Your task -
You are asked to copy the entire listing exactly, apart from its pictures.

Raw data -
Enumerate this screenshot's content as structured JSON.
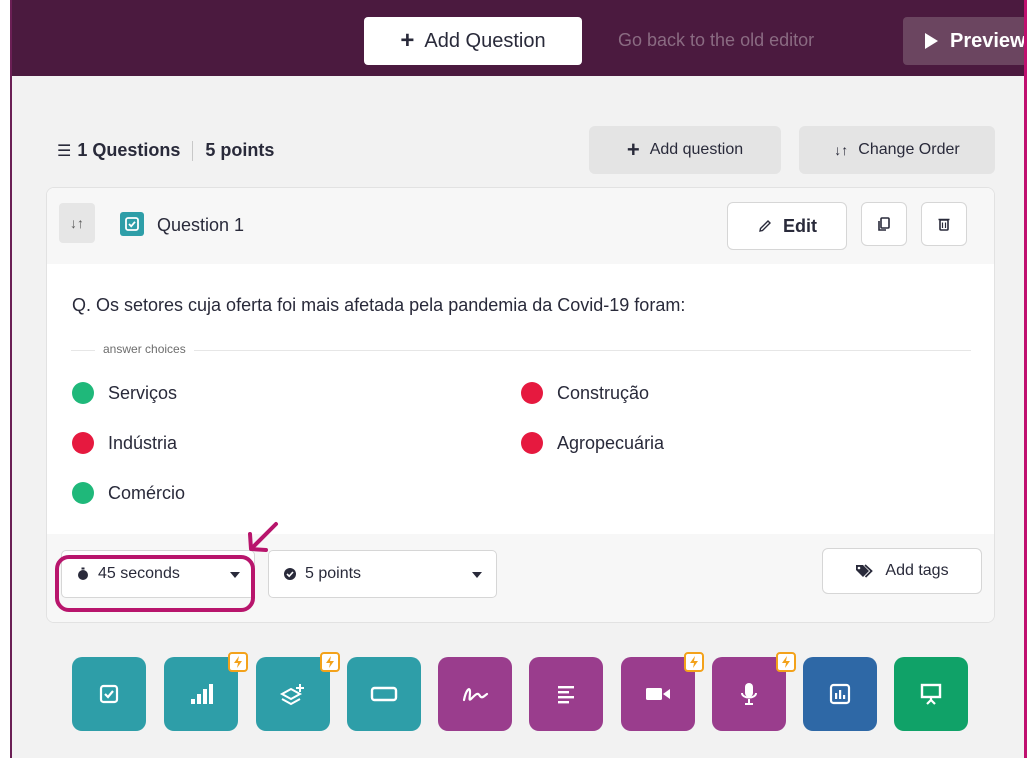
{
  "header": {
    "add_question_label": "Add Question",
    "old_editor_label": "Go back to the old editor",
    "preview_label": "Preview"
  },
  "summary": {
    "questions_label": "1 Questions",
    "points_label": "5 points",
    "add_question_label": "Add question",
    "change_order_label": "Change Order"
  },
  "question": {
    "title": "Question 1",
    "edit_label": "Edit",
    "text": "Q. Os setores cuja oferta foi mais afetada pela pandemia da Covid-19 foram:",
    "answer_choices_label": "answer choices",
    "choices": [
      {
        "label": "Serviços",
        "correct": true
      },
      {
        "label": "Construção",
        "correct": false
      },
      {
        "label": "Indústria",
        "correct": false
      },
      {
        "label": "Agropecuária",
        "correct": false
      },
      {
        "label": "Comércio",
        "correct": true
      }
    ],
    "time_value": "45 seconds",
    "points_value": "5 points",
    "add_tags_label": "Add tags"
  },
  "colors": {
    "header_bg": "#4b1a3f",
    "correct": "#1fb87a",
    "incorrect": "#e6193f",
    "highlight": "#b8156c",
    "teal": "#2e9ea8",
    "purple": "#9a3d8d",
    "blue": "#2e68a6",
    "green": "#10a268",
    "bolt": "#f3a21b"
  },
  "question_types": [
    {
      "icon": "checkbox-icon",
      "color": "teal",
      "premium": false
    },
    {
      "icon": "poll-bars-icon",
      "color": "teal",
      "premium": true
    },
    {
      "icon": "draw-labels-icon",
      "color": "teal",
      "premium": true
    },
    {
      "icon": "fill-blank-icon",
      "color": "teal",
      "premium": false
    },
    {
      "icon": "draw-icon",
      "color": "purple",
      "premium": false
    },
    {
      "icon": "open-ended-icon",
      "color": "purple",
      "premium": false
    },
    {
      "icon": "video-response-icon",
      "color": "purple",
      "premium": true
    },
    {
      "icon": "audio-response-icon",
      "color": "purple",
      "premium": true
    },
    {
      "icon": "chart-slide-icon",
      "color": "blue",
      "premium": false
    },
    {
      "icon": "presentation-slide-icon",
      "color": "green",
      "premium": false
    }
  ]
}
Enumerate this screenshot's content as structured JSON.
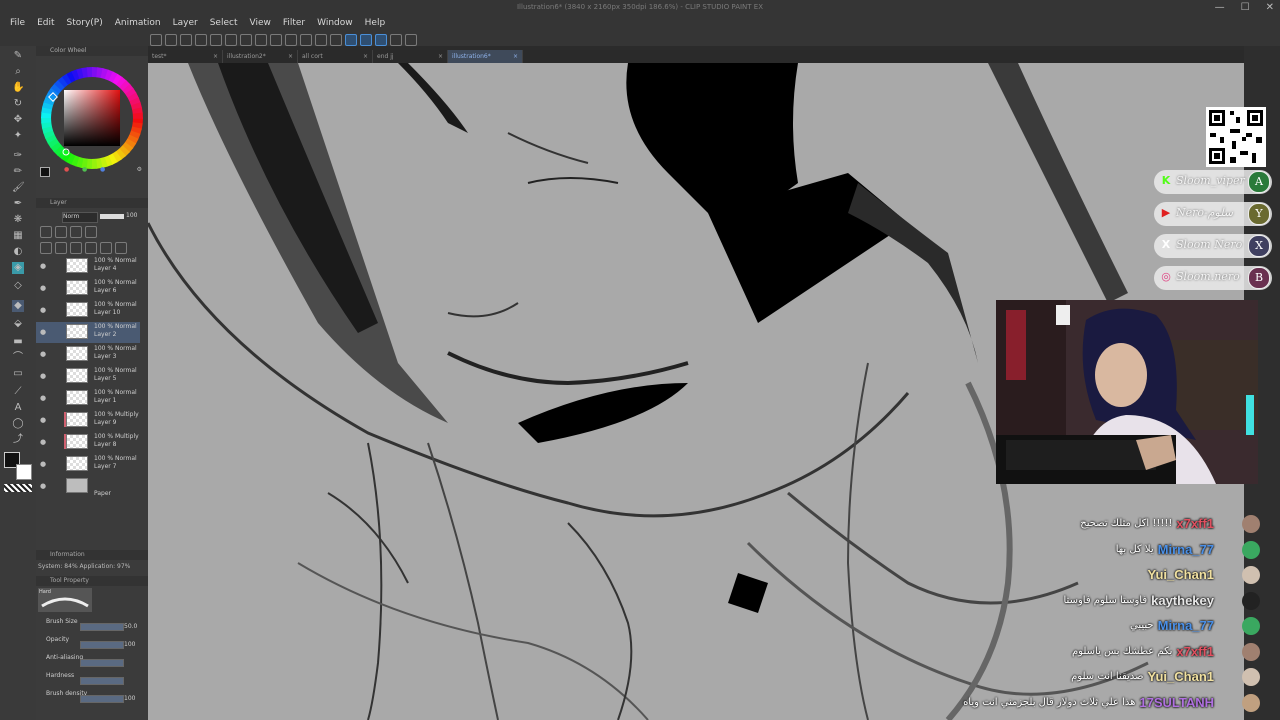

Solved problem -
Enumerate this screenshot's content as structured JSON.
{
  "header": {
    "add_question_label": "Add Question",
    "old_editor_label": "Go back to the old editor",
    "preview_label": "Preview"
  },
  "summary": {
    "questions_label": "1 Questions",
    "points_label": "5 points",
    "add_question_label": "Add question",
    "change_order_label": "Change Order"
  },
  "question": {
    "title": "Question 1",
    "edit_label": "Edit",
    "text": "Q. Os setores cuja oferta foi mais afetada pela pandemia da Covid-19 foram:",
    "answer_choices_label": "answer choices",
    "choices": [
      {
        "label": "Serviços",
        "correct": true
      },
      {
        "label": "Construção",
        "correct": false
      },
      {
        "label": "Indústria",
        "correct": false
      },
      {
        "label": "Agropecuária",
        "correct": false
      },
      {
        "label": "Comércio",
        "correct": true
      }
    ],
    "time_value": "45 seconds",
    "points_value": "5 points",
    "add_tags_label": "Add tags"
  },
  "colors": {
    "header_bg": "#4b1a3f",
    "correct": "#1fb87a",
    "incorrect": "#e6193f",
    "highlight": "#b8156c",
    "teal": "#2e9ea8",
    "purple": "#9a3d8d",
    "blue": "#2e68a6",
    "green": "#10a268",
    "bolt": "#f3a21b"
  },
  "question_types": [
    {
      "icon": "checkbox-icon",
      "color": "teal",
      "premium": false
    },
    {
      "icon": "poll-bars-icon",
      "color": "teal",
      "premium": true
    },
    {
      "icon": "draw-labels-icon",
      "color": "teal",
      "premium": true
    },
    {
      "icon": "fill-blank-icon",
      "color": "teal",
      "premium": false
    },
    {
      "icon": "draw-icon",
      "color": "purple",
      "premium": false
    },
    {
      "icon": "open-ended-icon",
      "color": "purple",
      "premium": false
    },
    {
      "icon": "video-response-icon",
      "color": "purple",
      "premium": true
    },
    {
      "icon": "audio-response-icon",
      "color": "purple",
      "premium": true
    },
    {
      "icon": "chart-slide-icon",
      "color": "blue",
      "premium": false
    },
    {
      "icon": "presentation-slide-icon",
      "color": "green",
      "premium": false
    }
  ]
}
Enumerate this screenshot's content as structured JSON.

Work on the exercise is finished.